| PROBLEM |
The lines below that include "JSON" are to be found and copied.

Entries taken from a collection:
====================
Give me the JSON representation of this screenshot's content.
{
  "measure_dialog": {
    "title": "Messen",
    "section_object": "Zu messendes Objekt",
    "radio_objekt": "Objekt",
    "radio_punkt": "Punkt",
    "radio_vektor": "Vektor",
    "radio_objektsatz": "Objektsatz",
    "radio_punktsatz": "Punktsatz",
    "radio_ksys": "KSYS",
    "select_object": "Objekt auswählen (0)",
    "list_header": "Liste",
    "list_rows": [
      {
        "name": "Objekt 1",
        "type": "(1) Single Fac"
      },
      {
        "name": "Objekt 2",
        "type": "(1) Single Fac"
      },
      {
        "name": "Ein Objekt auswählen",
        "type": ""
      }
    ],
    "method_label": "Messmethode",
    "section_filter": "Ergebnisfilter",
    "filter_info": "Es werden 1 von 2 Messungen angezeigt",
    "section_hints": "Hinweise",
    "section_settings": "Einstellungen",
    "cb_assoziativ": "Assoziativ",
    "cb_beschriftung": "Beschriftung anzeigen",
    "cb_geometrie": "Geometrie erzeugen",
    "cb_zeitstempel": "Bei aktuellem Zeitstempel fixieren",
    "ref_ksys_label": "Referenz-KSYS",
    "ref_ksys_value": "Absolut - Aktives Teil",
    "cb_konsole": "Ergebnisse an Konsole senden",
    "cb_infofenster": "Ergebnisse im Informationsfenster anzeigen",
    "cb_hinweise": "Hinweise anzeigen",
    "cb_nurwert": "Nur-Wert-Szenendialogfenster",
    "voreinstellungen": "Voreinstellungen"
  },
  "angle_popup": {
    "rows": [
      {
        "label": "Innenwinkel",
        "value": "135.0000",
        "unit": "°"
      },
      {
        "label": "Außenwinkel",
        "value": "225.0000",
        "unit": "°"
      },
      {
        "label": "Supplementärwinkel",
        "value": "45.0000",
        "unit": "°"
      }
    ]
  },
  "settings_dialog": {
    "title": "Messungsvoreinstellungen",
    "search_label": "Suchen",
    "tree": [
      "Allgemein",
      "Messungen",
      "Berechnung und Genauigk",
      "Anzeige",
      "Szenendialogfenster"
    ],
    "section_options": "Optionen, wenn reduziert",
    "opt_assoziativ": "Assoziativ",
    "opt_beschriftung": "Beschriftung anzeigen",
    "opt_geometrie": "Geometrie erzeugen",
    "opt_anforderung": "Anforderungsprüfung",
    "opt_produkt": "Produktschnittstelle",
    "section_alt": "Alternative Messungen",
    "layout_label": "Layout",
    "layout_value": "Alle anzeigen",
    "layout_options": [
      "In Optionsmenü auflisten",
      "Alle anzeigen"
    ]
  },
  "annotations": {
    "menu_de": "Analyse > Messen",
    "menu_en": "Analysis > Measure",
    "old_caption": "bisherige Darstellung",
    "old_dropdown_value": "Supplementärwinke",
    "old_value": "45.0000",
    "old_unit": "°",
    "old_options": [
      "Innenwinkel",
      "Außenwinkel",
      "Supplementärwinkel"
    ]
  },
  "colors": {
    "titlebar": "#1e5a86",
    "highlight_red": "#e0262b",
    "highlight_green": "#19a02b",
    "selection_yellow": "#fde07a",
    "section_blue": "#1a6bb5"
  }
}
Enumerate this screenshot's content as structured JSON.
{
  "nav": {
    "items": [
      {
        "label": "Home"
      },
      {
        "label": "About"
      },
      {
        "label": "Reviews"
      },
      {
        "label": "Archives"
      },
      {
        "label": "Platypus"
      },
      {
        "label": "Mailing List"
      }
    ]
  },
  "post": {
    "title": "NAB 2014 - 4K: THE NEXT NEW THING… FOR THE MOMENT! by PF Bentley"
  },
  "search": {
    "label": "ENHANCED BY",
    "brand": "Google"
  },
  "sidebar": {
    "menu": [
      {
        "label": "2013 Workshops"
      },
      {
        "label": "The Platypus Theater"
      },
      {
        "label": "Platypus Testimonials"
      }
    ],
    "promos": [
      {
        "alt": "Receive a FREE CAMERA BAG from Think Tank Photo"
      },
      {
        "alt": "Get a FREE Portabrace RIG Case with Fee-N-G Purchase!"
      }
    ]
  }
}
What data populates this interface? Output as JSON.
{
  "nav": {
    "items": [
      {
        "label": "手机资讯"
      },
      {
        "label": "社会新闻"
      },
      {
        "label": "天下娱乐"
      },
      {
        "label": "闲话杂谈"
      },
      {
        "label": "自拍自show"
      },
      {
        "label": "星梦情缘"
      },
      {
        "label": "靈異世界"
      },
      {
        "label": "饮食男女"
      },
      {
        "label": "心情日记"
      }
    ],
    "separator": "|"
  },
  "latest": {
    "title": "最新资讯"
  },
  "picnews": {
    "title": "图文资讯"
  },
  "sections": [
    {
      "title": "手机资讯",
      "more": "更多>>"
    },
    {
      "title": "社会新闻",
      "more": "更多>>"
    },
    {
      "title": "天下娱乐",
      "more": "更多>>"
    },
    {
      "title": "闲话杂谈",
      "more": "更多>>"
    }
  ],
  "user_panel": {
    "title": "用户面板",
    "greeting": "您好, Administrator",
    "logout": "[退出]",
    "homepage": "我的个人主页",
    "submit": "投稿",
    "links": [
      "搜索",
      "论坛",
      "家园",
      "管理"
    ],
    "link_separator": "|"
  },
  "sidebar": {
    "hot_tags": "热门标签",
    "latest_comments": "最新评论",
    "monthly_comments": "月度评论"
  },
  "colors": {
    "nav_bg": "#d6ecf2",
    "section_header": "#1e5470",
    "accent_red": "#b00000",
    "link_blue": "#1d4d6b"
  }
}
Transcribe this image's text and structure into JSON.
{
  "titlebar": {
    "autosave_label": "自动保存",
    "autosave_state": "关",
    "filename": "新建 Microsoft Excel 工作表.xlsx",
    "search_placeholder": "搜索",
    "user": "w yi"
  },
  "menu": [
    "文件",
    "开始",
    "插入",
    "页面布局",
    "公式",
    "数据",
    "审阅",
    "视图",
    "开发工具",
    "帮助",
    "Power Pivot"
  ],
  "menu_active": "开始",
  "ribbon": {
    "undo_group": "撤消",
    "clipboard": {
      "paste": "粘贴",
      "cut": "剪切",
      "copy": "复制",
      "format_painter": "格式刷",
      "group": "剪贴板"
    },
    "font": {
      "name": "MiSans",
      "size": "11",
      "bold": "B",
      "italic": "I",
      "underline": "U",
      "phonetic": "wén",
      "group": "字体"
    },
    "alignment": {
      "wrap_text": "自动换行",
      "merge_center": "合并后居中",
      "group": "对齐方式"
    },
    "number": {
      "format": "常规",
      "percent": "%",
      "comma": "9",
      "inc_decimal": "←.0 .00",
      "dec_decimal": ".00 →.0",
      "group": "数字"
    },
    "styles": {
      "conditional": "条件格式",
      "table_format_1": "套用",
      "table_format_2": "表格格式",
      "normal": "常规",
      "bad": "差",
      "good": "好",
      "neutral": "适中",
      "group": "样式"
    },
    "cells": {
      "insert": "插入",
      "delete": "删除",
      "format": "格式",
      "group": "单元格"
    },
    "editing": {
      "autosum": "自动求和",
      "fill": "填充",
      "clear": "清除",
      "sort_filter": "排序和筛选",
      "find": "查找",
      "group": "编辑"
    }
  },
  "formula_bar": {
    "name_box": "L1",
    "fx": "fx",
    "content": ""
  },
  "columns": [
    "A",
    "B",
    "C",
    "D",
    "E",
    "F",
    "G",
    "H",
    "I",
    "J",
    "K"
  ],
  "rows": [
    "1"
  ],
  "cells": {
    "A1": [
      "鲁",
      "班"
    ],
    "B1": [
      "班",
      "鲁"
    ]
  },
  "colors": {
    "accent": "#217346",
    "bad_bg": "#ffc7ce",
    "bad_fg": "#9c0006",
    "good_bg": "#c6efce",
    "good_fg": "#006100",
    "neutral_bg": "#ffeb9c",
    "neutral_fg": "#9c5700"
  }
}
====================
| WRITTEN REPLY |
Give me the JSON representation of this screenshot's content.
Enumerate this screenshot's content as structured JSON.
What data populates this interface? Output as JSON.
Transcribe this image's text and structure into JSON.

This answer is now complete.